Fraunhofer Institute for Medical Image Computing MEVIS in Bremen have developed new methods for facilitating and accelerating adjustments to radiation therapy treatments.
Radiation therapy requires a thorough treatment plan to destroy a tumor while keeping healthy tissue untouched. Due to weight loss and tumor shrinkage, the location and size of a tumor can change over time, deeming the initial dose of treatment ineffective. This results in treatment adjustments, if the current treatment is no longer effective.
In treatment adjustment doctors take CT control images to ensure that tumors are re-targeted. These images allow doctors to make sure that sensitive organs haven’t shifted in the body and don’t accidentally get in the path of radiation and are damaged.
Because adjusting treatment can be tedious and complex, MEVIS researchers have developed algorithms that automatically align different images of the same patient. The program corrects the different positions patients assume during radiation sessions. It also distorts and shifts the images, if necessary, to align the structures. This eases determining how an ulcer changes during the course of therapy. MEVIS experts and the University Clinic in Dresden further developed and evaluated an algorithm to register lung images. It displays the lung precisely in different breathing phases.

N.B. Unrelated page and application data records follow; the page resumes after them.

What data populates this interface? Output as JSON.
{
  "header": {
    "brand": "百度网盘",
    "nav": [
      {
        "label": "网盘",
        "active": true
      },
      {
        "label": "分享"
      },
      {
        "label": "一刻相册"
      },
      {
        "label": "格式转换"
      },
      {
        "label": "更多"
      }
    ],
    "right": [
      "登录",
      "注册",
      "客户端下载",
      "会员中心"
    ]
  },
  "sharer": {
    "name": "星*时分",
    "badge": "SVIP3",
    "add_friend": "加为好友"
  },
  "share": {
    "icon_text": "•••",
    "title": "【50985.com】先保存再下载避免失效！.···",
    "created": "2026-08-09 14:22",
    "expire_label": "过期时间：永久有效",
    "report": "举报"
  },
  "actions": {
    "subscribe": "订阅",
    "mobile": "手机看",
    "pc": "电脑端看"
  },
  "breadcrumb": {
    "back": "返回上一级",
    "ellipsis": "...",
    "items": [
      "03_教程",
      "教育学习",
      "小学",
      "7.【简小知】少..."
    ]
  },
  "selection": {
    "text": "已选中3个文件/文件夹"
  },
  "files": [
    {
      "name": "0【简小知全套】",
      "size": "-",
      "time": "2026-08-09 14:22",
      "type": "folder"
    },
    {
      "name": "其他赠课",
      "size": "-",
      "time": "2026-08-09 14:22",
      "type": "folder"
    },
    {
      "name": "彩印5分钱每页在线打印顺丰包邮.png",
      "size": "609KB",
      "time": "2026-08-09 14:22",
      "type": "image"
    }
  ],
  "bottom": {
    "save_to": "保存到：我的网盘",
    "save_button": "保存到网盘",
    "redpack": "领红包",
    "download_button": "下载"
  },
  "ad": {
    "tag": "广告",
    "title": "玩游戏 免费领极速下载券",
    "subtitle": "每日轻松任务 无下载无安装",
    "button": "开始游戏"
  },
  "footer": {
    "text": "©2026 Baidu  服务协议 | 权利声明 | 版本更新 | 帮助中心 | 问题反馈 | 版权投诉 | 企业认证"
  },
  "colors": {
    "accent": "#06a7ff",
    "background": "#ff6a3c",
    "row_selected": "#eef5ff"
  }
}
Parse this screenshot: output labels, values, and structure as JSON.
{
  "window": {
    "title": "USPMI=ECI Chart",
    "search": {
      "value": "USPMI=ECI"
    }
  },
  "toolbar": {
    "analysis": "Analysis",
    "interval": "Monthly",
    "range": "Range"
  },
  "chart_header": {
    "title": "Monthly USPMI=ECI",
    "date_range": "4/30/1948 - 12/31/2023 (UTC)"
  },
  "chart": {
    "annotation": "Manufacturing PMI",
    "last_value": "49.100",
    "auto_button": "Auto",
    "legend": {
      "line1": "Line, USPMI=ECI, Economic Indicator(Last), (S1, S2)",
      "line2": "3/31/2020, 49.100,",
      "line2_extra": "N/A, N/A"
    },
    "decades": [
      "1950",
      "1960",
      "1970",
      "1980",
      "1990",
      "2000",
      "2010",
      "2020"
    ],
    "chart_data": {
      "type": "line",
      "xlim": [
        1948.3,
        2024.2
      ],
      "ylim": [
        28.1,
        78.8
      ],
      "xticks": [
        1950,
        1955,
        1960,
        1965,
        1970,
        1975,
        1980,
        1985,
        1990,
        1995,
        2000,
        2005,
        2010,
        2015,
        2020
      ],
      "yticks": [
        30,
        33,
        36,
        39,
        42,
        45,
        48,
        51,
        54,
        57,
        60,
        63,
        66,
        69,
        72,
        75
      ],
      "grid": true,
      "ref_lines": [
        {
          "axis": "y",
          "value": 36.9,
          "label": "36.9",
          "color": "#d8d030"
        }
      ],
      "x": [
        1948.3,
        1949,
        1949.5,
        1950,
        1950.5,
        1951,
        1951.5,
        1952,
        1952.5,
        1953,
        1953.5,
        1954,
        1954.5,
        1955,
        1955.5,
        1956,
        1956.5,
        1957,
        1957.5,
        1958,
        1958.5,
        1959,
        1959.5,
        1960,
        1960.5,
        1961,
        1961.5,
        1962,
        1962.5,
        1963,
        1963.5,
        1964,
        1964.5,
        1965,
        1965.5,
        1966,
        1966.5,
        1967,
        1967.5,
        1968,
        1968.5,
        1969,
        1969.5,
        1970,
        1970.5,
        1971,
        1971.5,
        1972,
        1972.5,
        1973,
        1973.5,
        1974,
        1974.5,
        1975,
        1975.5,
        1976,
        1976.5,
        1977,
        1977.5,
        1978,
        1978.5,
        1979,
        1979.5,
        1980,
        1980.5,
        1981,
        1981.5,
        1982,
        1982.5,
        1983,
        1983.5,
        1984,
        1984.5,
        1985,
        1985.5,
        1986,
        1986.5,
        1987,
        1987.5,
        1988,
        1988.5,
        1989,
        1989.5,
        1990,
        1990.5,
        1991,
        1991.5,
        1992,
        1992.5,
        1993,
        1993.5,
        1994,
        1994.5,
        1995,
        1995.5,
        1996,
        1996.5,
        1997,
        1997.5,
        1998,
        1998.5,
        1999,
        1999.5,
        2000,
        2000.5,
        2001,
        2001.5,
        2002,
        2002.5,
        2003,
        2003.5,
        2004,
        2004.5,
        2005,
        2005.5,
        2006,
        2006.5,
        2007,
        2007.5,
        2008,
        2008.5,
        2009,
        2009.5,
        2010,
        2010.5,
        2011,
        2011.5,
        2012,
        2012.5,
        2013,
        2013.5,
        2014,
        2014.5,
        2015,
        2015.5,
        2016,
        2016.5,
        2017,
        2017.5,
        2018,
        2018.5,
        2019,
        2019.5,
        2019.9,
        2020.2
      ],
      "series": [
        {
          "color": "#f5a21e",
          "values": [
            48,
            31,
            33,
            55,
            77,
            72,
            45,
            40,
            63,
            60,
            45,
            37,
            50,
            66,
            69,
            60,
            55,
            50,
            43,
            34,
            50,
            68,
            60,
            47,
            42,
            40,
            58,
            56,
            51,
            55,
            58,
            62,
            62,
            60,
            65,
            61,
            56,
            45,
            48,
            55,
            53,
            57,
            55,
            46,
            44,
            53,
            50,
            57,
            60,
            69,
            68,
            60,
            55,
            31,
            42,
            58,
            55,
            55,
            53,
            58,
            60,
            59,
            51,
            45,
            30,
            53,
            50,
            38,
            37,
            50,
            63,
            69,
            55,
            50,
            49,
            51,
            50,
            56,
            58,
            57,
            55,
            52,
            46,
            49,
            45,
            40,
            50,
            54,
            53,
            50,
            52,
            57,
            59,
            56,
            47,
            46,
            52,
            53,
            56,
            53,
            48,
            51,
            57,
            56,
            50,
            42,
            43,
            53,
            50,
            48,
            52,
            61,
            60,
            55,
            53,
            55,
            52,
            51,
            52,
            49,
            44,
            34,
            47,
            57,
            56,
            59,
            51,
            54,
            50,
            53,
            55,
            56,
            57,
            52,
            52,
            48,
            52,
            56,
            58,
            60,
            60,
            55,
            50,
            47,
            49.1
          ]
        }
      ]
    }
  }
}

The tool helps doctors to determine if the initial plan is still accurate and shows the uncertainty that arises from patient motion during sessions across several weeks of therapy. 3D depictions show a series of images. The bigger the movements during irradiation, the blurrier the images compared to the reference. Such illustrations could help decide if the radiation plan should be readjusted.
To plan radiation therapy, physicians contour the organs and the tumor as precisely as possible and plot their shapes. The computer gives suggestions on how the contours should look, but in practice, doctors need to adjust and correct these suggestions in a tedious process. The tool transfers the contours of the initial therapy plan to the current situation using the image registration results of the current CT image. Inaccurate contours ‘snap’ quickly into place with the help of a snapping tool. A contour propagation method for head and neck data was tested in cooperation with the Ludwig-Maximilians-Universität in Munich. The results show that doctors needed only half as much time for post-processing.